I do have a lot of jewelry, though. I have many dangling earrings; a few necklaces are that dear to me, and a lot of bracelets that I can’t wear because my wrists are too small. I wear them on special occasions and certain holidays when I get dolled up every once in a while, but there’s one bracelet in particular that I never wear.

Despite my wrists being too small I can actually wear this bracelet and I used to—all the time. It was a pretty bracelet and went with just about any of my clothes despite the blue gems. It was small—my size, with alternating round silver and blue gems. Blue is my favorite color and I always liked silver more than gold. Of course, it’s so old that the silver has tarnished and doesn’t sparkle like it used to.

In the middle of these gems were six silver blocked beads, each one baring a letter; R-A-C-H-E-L. I had never had a piece of jewelry that had my name on it, so I was excited when I got it for my 10th birthday. It was personal and I felt as though the bracelet officially belonged to me.

My aunt, Theresa, gave me that bracelet as my birthday present. She gave my two older sisters each a similar bracelet when they turned 10-years-old, so I was kind of expecting something like it; yet, I was still surprised when I opened the small box. Auntie Theresa’s friend made jewelry—whether it was a hobby or it was her job, I don’t recall—but my aunt asked her to make something special for her three nieces for their first double-digit birthday.
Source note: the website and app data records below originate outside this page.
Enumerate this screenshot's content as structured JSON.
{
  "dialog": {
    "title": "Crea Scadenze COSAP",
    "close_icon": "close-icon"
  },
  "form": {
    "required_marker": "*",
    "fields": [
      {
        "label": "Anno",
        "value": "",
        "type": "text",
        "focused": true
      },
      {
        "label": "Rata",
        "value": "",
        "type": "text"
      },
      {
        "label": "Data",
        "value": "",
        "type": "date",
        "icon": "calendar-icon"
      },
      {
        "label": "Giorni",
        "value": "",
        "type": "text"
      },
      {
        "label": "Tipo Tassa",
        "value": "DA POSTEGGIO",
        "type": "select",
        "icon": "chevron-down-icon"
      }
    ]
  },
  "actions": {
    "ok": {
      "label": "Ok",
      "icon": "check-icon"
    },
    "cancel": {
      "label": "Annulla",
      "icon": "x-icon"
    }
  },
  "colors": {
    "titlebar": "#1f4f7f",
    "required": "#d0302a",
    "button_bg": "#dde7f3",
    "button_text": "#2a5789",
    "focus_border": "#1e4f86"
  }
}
I wore the bracelet all the time, even to school. Then, two years later, just two days after my 12th birthday, Auntie Theresa passed away from a sudden brain aneurysm. She was only 32-years-old leaving her husband and two daughters (at the time ages 3 and 1) behind. It was a shock for everyone and certainly a tough time to get through. I kept a closer eye on my bracelet since then, but continued to wear it in her memory.
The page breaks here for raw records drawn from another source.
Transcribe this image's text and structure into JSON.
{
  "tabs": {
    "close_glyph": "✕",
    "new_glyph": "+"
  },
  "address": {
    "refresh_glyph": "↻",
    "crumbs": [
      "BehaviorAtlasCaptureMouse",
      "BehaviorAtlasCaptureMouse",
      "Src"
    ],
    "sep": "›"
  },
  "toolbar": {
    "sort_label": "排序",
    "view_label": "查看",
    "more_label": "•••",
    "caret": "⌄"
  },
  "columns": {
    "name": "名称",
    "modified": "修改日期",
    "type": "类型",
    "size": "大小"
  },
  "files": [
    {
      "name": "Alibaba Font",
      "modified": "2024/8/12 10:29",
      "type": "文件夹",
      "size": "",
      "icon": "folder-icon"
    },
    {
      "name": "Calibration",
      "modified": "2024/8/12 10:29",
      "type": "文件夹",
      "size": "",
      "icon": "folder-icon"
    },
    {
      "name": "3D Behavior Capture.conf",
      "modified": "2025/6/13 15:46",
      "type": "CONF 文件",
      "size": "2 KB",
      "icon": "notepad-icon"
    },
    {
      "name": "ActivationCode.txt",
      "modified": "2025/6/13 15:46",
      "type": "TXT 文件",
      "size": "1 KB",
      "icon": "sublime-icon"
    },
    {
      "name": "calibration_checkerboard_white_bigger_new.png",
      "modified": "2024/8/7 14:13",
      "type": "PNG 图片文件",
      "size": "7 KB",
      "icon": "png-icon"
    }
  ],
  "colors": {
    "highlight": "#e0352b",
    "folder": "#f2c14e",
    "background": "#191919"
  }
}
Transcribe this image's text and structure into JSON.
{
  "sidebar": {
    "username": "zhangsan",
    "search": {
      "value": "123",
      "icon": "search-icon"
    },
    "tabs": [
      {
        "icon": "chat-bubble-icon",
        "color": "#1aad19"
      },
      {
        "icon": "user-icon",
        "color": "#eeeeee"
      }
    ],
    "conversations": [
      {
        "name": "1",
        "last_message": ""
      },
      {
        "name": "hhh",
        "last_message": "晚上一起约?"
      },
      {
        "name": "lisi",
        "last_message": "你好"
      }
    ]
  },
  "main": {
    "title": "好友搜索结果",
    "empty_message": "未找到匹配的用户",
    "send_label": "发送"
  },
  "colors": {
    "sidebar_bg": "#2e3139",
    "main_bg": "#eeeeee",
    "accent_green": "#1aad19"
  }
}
Then, one day at school in art class, I felt my wrist—I was always touching and playing with the bracelet. The bracelet was gone and I could feel my face flush.

“Where is it, where is it?!” I demanded in alarm.
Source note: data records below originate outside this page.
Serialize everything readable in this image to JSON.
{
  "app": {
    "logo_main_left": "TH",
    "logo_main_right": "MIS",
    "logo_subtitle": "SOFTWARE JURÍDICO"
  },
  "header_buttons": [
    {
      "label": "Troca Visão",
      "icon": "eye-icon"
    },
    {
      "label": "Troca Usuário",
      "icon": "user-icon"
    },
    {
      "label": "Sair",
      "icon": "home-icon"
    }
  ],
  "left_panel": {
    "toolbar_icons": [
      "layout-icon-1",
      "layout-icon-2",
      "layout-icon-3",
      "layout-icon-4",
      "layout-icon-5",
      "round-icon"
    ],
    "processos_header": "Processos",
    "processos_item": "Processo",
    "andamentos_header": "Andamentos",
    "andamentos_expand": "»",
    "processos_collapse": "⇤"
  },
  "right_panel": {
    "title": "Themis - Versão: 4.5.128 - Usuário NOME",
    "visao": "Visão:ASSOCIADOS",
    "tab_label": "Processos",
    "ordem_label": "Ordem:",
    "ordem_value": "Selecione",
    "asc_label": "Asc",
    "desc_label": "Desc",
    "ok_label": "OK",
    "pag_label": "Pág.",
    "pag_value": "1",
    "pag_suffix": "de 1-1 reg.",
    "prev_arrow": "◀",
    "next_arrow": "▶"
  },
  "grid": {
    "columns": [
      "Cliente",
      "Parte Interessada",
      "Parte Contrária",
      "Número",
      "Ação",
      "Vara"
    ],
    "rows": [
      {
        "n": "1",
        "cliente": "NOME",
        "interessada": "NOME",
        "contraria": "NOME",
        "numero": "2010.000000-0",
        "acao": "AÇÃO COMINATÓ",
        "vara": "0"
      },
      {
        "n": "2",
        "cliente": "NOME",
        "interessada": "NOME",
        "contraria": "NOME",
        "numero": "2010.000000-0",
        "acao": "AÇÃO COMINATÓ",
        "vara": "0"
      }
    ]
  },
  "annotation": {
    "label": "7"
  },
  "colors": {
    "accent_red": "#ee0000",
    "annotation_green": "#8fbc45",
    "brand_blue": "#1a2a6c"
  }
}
“Where’s what? Where’s what?” My friend jumped up from her seat only panicking because I was. She looked all around the floor because I was on my hands and knees searching for something she didn’t know what to look for.

The bracelet was on the other side of the art room. It must have fallen off when I went to the sink to wash my paint brush and rinse out my paint cups. For the rest of the day I left the bracelet in my pocket. The clasp wasn’t very good and it fell off a lot at home, but I never imagined it would fall off anywhere else. It was that moment I realized if it fell off at school or someplace else, chances were I’d never find it again and it would be gone forever, just like my aunt.

The bracelet has been sitting in my jewelry box ever since. I want to keep it safe with all my other jewelry. I take it out and look at it every once in a while, but I don’t wear it anywhere in fear of losing it; even if it is just around the house.

Maybe one day I’ll get the clasp fixed and get it shined once more. In the meantime, I’ll always know where the bracelet is and I’m able to keep it near and dear.